PROMPT -
Please give the entries again in full and exactly, without any picture.

· · · · · · ·

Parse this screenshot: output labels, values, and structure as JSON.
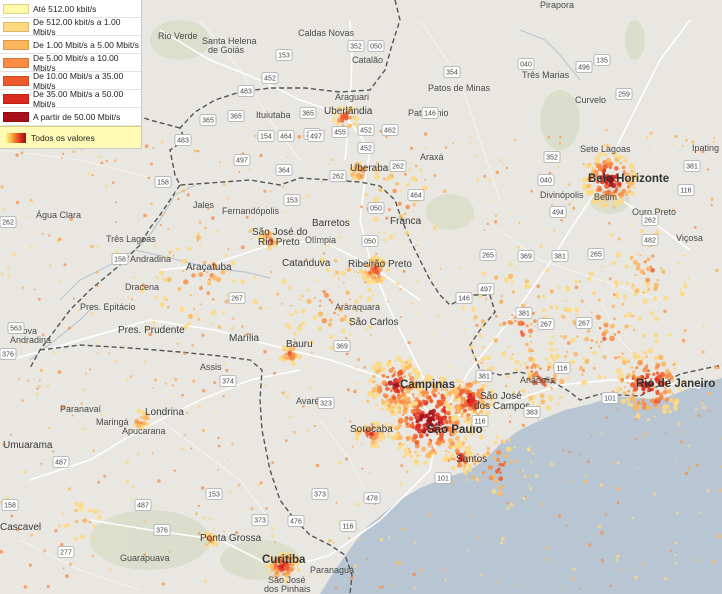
{
  "legend": {
    "items": [
      {
        "label": "Até 512.00 kbit/s",
        "color": "#fff9a8"
      },
      {
        "label": "De 512.00 kbit/s a 1.00 Mbit/s",
        "color": "#fed980"
      },
      {
        "label": "De 1.00 Mbit/s a 5.00 Mbit/s",
        "color": "#fcb65c"
      },
      {
        "label": "De 5.00 Mbit/s a 10.00 Mbit/s",
        "color": "#f98c42"
      },
      {
        "label": "De 10.00 Mbit/s a 35.00 Mbit/s",
        "color": "#ef5a2c"
      },
      {
        "label": "De 35.00 Mbit/s a 50.00 Mbit/s",
        "color": "#dc2a1f"
      },
      {
        "label": "A partir de 50.00 Mbit/s",
        "color": "#a80f19"
      }
    ],
    "all_label": "Todos os valores"
  },
  "places": {
    "pirapora": "Pirapora",
    "rio_verde": "Rio Verde",
    "santa_helena_1": "Santa Helena",
    "santa_helena_2": "de Goiás",
    "caldas_novas": "Caldas Novas",
    "catalao": "Catalão",
    "tres_marias": "Três Marias",
    "patos_de_minas": "Patos de Minas",
    "curvelo": "Curvelo",
    "araguari": "Araguari",
    "uberlandia": "Uberlândia",
    "patrocinio": "Patrocínio",
    "ituiutaba": "Ituiutaba",
    "sete_lagoas": "Sete Lagoas",
    "ipating": "Ipating",
    "belo_horizonte": "Belo Horizonte",
    "betim": "Betim",
    "divinopolis": "Divinópolis",
    "ouro_preto": "Ouro Preto",
    "uberaba": "Uberaba",
    "araxa": "Araxá",
    "jales": "Jales",
    "fernandopolis": "Fernandópolis",
    "agua_clara": "Água Clara",
    "barretos": "Barretos",
    "franca": "Franca",
    "sjrp_1": "São José do",
    "sjrp_2": "Rio Preto",
    "olimpia": "Olímpia",
    "tres_lagoas": "Três Lagoas",
    "andradina": "Andradina",
    "aracatuba": "Araçatuba",
    "catanduva": "Catanduva",
    "ribeirao_preto": "Ribeirão Preto",
    "vicosa": "Viçosa",
    "dracena": "Dracena",
    "pres_epitacio": "Pres. Epitácio",
    "araraquara": "Araraquara",
    "sao_carlos": "São Carlos",
    "pres_prudente": "Pres. Prudente",
    "marilia": "Marília",
    "nova_andradina_1": "Nova",
    "nova_andradina_2": "Andradina",
    "bauru": "Bauru",
    "assis": "Assis",
    "campinas": "Campinas",
    "anapolis": "Anápolis",
    "sjc_1": "São José",
    "sjc_2": "dos Campos",
    "rio_de_janeiro": "Rio de Janeiro",
    "paranavai": "Paranavaí",
    "avare": "Avaré",
    "londrina": "Londrina",
    "maringa": "Maringá",
    "apucarana": "Apucarana",
    "sorocaba": "Sorocaba",
    "sao_paulo": "São Paulo",
    "umuarama": "Umuarama",
    "santos": "Santos",
    "cascavel": "Cascavel",
    "ponta_grossa": "Ponta Grossa",
    "guarapuava": "Guarapuava",
    "curitiba": "Curitiba",
    "paranagua": "Paranaguá",
    "sjp_1": "São José",
    "sjp_2": "dos Pinhais"
  },
  "shields": {
    "s050a": "050",
    "s352a": "352",
    "s153a": "153",
    "s452a": "452",
    "s483a": "483",
    "s365a": "365",
    "s365b": "365",
    "s354": "354",
    "s040": "040",
    "s496": "496",
    "s135": "135",
    "s365c": "365",
    "s262a": "262",
    "s452b": "452",
    "s462": "462",
    "s259": "259",
    "s483b": "483",
    "s154": "154",
    "s464a": "464",
    "s497a": "497",
    "s455": "455",
    "s452c": "452",
    "s146a": "146",
    "s352b": "352",
    "s381a": "381",
    "s497b": "497",
    "s364": "364",
    "s262b": "262",
    "s262c": "262",
    "s040b": "040",
    "s158a": "158",
    "s153b": "153",
    "s464b": "464",
    "s050b": "050",
    "s494": "494",
    "s116a": "116",
    "s262d": "262",
    "s262e": "262",
    "s050c": "050",
    "s482": "482",
    "s158b": "158",
    "s265a": "265",
    "s369a": "369",
    "s381b": "381",
    "s265b": "265",
    "s267a": "267",
    "s146b": "146",
    "s497c": "497",
    "s381c": "381",
    "s267b": "267",
    "s563": "563",
    "s267c": "267",
    "s369b": "369",
    "s116b": "116",
    "s376": "376",
    "s374": "374",
    "s381d": "381",
    "s101a": "101",
    "s323": "323",
    "s383": "383",
    "s487a": "487",
    "s153c": "153",
    "s373": "373",
    "s478": "478",
    "s101b": "101",
    "s487b": "487",
    "s476": "476",
    "s116c": "116",
    "s277": "277",
    "s373b": "373",
    "s376b": "376",
    "s158c": "158",
    "s116d": "116"
  }
}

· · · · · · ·

ANSWER TO THIS PROBLEM -
Parse this screenshot: output labels, values, and structure as JSON.
{
  "legend": {
    "items": [
      {
        "label": "Até 512.00 kbit/s",
        "color": "#fff9a8"
      },
      {
        "label": "De 512.00 kbit/s a 1.00 Mbit/s",
        "color": "#fed980"
      },
      {
        "label": "De 1.00 Mbit/s a 5.00 Mbit/s",
        "color": "#fcb65c"
      },
      {
        "label": "De 5.00 Mbit/s a 10.00 Mbit/s",
        "color": "#f98c42"
      },
      {
        "label": "De 10.00 Mbit/s a 35.00 Mbit/s",
        "color": "#ef5a2c"
      },
      {
        "label": "De 35.00 Mbit/s a 50.00 Mbit/s",
        "color": "#dc2a1f"
      },
      {
        "label": "A partir de 50.00 Mbit/s",
        "color": "#a80f19"
      }
    ],
    "all_label": "Todos os valores"
  },
  "places": {
    "pirapora": "Pirapora",
    "rio_verde": "Rio Verde",
    "santa_helena_1": "Santa Helena",
    "santa_helena_2": "de Goiás",
    "caldas_novas": "Caldas Novas",
    "catalao": "Catalão",
    "tres_marias": "Três Marias",
    "patos_de_minas": "Patos de Minas",
    "curvelo": "Curvelo",
    "araguari": "Araguari",
    "uberlandia": "Uberlândia",
    "patrocinio": "Patrocínio",
    "ituiutaba": "Ituiutaba",
    "sete_lagoas": "Sete Lagoas",
    "ipating": "Ipating",
    "belo_horizonte": "Belo Horizonte",
    "betim": "Betim",
    "divinopolis": "Divinópolis",
    "ouro_preto": "Ouro Preto",
    "uberaba": "Uberaba",
    "araxa": "Araxá",
    "jales": "Jales",
    "fernandopolis": "Fernandópolis",
    "agua_clara": "Água Clara",
    "barretos": "Barretos",
    "franca": "Franca",
    "sjrp_1": "São José do",
    "sjrp_2": "Rio Preto",
    "olimpia": "Olímpia",
    "tres_lagoas": "Três Lagoas",
    "andradina": "Andradina",
    "aracatuba": "Araçatuba",
    "catanduva": "Catanduva",
    "ribeirao_preto": "Ribeirão Preto",
    "vicosa": "Viçosa",
    "dracena": "Dracena",
    "pres_epitacio": "Pres. Epitácio",
    "araraquara": "Araraquara",
    "sao_carlos": "São Carlos",
    "pres_prudente": "Pres. Prudente",
    "marilia": "Marília",
    "nova_andradina_1": "Nova",
    "nova_andradina_2": "Andradina",
    "bauru": "Bauru",
    "assis": "Assis",
    "campinas": "Campinas",
    "anapolis": "Anápolis",
    "sjc_1": "São José",
    "sjc_2": "dos Campos",
    "rio_de_janeiro": "Rio de Janeiro",
    "paranavai": "Paranavaí",
    "avare": "Avaré",
    "londrina": "Londrina",
    "maringa": "Maringá",
    "apucarana": "Apucarana",
    "sorocaba": "Sorocaba",
    "sao_paulo": "São Paulo",
    "umuarama": "Umuarama",
    "santos": "Santos",
    "cascavel": "Cascavel",
    "ponta_grossa": "Ponta Grossa",
    "guarapuava": "Guarapuava",
    "curitiba": "Curitiba",
    "paranagua": "Paranaguá",
    "sjp_1": "São José",
    "sjp_2": "dos Pinhais"
  },
  "shields": {
    "s050a": "050",
    "s352a": "352",
    "s153a": "153",
    "s452a": "452",
    "s483a": "483",
    "s365a": "365",
    "s365b": "365",
    "s354": "354",
    "s040": "040",
    "s496": "496",
    "s135": "135",
    "s365c": "365",
    "s262a": "262",
    "s452b": "452",
    "s462": "462",
    "s259": "259",
    "s483b": "483",
    "s154": "154",
    "s464a": "464",
    "s497a": "497",
    "s455": "455",
    "s452c": "452",
    "s146a": "146",
    "s352b": "352",
    "s381a": "381",
    "s497b": "497",
    "s364": "364",
    "s262b": "262",
    "s262c": "262",
    "s040b": "040",
    "s158a": "158",
    "s153b": "153",
    "s464b": "464",
    "s050b": "050",
    "s494": "494",
    "s116a": "116",
    "s262d": "262",
    "s262e": "262",
    "s050c": "050",
    "s482": "482",
    "s158b": "158",
    "s265a": "265",
    "s369a": "369",
    "s381b": "381",
    "s265b": "265",
    "s267a": "267",
    "s146b": "146",
    "s497c": "497",
    "s381c": "381",
    "s267b": "267",
    "s563": "563",
    "s267c": "267",
    "s369b": "369",
    "s116b": "116",
    "s376": "376",
    "s374": "374",
    "s381d": "381",
    "s101a": "101",
    "s323": "323",
    "s383": "383",
    "s487a": "487",
    "s153c": "153",
    "s373": "373",
    "s478": "478",
    "s101b": "101",
    "s487b": "487",
    "s476": "476",
    "s116c": "116",
    "s277": "277",
    "s373b": "373",
    "s376b": "376",
    "s158c": "158",
    "s116d": "116"
  }
}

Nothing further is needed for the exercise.